§ **WHAT THE TASK REQUIRES**:
Search the records for the word "Management" and copy each line in which it appears.

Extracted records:
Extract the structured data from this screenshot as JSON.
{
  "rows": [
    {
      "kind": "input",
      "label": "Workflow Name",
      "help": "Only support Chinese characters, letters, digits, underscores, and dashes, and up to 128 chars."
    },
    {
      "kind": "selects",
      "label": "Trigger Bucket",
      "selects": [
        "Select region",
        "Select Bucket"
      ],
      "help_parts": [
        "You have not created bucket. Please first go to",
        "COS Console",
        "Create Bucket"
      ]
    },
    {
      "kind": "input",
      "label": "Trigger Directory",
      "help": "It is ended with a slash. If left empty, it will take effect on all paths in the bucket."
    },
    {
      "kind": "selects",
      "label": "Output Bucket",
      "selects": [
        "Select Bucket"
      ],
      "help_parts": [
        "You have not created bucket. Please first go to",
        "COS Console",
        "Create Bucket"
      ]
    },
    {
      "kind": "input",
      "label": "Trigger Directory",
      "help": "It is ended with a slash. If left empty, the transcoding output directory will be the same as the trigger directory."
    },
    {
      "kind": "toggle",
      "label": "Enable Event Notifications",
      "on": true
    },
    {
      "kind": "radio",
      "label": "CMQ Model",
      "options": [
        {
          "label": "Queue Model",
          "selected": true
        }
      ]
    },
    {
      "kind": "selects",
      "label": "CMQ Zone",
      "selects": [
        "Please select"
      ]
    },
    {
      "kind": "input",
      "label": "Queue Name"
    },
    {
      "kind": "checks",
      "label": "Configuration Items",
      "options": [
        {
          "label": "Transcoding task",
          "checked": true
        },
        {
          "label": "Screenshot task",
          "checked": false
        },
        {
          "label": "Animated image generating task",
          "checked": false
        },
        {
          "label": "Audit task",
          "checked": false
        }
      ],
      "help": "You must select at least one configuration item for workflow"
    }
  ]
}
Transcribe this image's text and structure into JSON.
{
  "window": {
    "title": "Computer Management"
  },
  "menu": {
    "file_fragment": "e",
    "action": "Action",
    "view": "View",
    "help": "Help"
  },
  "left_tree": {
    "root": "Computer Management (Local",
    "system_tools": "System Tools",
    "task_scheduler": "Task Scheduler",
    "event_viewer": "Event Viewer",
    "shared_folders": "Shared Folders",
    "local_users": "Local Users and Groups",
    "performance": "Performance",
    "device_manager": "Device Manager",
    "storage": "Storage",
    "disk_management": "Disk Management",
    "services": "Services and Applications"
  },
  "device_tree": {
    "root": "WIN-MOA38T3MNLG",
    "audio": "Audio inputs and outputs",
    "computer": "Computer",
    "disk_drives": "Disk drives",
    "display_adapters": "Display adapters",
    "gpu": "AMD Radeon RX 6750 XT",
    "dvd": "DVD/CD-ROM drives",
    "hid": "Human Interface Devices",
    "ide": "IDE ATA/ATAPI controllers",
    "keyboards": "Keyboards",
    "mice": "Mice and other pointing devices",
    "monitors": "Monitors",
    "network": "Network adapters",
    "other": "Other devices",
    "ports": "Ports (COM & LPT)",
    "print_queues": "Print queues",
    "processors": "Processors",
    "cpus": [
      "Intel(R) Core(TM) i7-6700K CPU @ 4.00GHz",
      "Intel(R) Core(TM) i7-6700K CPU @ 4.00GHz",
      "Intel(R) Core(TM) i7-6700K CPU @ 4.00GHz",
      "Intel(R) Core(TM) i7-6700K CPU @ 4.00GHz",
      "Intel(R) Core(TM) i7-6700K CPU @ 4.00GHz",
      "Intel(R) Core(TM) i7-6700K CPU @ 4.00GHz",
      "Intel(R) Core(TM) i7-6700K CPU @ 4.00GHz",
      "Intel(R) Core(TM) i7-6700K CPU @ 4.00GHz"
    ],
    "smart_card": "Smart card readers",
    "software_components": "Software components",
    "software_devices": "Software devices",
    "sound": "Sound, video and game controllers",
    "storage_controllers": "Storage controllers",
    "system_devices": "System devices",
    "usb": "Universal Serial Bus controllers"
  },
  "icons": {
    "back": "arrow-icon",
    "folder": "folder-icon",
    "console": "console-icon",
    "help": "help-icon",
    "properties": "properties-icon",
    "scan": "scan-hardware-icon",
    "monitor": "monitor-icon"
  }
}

§ **ANSWER TO THIS PROBLEM**:
    "title": "Computer Management"
    "root": "Computer Management (Local",
    "disk_management": "Disk Management",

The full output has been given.